Create a layer
Layers are controlled from the LAYERS panel in the Settings section of the Editor.
In the Layers section, type in the name of the layer that you wish to create and click Add Layer. Your new layer will appear in the list of available layers below the button.
Setting the sort mode
You can choose the sort mode for each sub-layer in the layer list. Expand your layer and choose the sort mode from the dropdown menu.
Choosing the layer order
Add a sub-layer to the layer composition by selecting ADD SUBLAYER and choosing which sub-layer you wish to add. Once your layer is in the Render Order list you can re-arrange the order by dragging each sub-layer up and down.
Rendering entities in layers
Components that render meshes all have a
layers property which is used to determine which layer and sub-layer the mesh should be added to. These components include: Model, Element, Sprite, Particle System. The Camera and Light components also have a
layers property to determine which layers they render and light respectively.
Note: The model is assigned to the Test Layer. In order for it to be rendered, the camera must include Test Layer in its layer list. In order for it to be lit, the light must include Test Layer in its layer list too.
Your scene typically contains many entities, which render meshes. It is recommended for each of these to be on exactly one layer. In most cases, these would be on the World layer, but for more control, you can assign them to layers such as Terrain, Buildings, Characters.
A new scene by default contains a single camera, and this is all that is needed in many applications.
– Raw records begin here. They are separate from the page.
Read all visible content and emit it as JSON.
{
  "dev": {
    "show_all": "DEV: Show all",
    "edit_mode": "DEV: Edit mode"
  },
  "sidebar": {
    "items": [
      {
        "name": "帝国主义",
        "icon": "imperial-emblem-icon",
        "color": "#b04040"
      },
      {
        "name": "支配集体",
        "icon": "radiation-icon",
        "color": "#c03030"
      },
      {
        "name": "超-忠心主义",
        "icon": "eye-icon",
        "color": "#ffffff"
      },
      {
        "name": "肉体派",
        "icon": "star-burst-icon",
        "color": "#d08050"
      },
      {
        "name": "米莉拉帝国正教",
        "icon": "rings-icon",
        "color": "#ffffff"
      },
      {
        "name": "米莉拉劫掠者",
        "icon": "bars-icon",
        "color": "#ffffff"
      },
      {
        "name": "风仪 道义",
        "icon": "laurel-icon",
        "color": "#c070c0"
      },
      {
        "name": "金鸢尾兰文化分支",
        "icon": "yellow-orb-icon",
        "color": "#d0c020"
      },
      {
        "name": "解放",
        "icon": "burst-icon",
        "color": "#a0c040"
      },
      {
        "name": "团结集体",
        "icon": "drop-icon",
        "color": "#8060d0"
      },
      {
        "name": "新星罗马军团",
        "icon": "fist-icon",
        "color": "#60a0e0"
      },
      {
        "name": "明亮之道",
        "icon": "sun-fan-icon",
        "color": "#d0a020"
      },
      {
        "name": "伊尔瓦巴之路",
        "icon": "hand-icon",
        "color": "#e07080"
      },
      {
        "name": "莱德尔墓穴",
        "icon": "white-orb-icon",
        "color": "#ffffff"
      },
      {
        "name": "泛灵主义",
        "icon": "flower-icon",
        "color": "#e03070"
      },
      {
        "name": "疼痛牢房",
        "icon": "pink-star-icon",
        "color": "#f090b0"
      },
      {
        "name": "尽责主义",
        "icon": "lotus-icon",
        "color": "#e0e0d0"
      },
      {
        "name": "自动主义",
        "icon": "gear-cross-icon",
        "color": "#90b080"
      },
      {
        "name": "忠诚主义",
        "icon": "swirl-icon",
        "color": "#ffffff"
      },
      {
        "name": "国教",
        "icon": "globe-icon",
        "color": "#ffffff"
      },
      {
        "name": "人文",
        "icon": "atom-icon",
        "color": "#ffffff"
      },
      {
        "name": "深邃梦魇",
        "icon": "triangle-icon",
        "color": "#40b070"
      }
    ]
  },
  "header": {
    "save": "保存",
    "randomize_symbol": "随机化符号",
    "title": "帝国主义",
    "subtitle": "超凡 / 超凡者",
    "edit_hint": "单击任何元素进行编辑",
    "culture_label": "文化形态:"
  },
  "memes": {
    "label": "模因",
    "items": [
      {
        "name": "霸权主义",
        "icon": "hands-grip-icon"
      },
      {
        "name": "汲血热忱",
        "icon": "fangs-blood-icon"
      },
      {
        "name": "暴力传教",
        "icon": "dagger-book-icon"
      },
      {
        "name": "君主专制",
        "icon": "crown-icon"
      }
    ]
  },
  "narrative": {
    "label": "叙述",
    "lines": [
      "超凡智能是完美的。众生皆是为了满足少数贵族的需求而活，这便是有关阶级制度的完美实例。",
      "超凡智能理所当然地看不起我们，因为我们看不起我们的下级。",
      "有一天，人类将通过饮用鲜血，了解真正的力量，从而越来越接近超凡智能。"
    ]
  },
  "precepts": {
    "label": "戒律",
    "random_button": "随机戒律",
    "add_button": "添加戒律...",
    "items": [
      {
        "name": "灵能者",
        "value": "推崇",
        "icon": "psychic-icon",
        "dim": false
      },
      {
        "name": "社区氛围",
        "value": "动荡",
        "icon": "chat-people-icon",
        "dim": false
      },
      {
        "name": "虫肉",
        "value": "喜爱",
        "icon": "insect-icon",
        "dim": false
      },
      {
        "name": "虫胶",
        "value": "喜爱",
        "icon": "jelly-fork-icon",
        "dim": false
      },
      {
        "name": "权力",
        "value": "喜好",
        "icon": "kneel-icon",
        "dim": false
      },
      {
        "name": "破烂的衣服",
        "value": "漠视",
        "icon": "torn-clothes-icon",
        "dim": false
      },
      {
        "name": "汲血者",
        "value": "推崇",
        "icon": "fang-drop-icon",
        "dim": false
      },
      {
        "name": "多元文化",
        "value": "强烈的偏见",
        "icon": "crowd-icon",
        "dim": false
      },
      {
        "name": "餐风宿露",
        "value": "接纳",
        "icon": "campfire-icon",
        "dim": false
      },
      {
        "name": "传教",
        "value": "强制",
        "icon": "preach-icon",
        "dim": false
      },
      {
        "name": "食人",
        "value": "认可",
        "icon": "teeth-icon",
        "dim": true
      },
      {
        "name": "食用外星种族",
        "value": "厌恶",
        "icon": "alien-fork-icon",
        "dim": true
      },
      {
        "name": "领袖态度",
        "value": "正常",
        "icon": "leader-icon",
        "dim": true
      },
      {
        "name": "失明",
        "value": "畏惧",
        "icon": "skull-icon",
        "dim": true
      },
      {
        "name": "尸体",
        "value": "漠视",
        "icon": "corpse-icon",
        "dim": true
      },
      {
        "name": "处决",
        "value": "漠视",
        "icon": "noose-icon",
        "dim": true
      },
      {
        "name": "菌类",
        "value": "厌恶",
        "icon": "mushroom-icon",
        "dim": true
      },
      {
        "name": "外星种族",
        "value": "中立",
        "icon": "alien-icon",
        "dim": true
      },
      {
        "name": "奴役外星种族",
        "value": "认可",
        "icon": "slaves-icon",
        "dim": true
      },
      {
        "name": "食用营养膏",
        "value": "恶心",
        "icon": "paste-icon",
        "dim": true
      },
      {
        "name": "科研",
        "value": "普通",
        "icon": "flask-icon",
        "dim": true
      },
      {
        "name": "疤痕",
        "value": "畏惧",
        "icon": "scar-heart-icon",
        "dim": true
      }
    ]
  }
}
Additional cameras are useful for cases such as cutting between different cameras in the scene, or when rendering picture in picture or split screen, or when rendering the scene into a texture.
When you add an additional camera, these are the recommended steps:
- Set the priority of new and existing cameras to control the order in which they render.
- Set up the layers of the newly created camera to specify which layers it renders. For example you might render a top down map camera and only want Terrain and Building layers in it, but not Characters.
- If your camera renders into a texture, use a script to assign a render target to the
renderTargetproperty of the camera.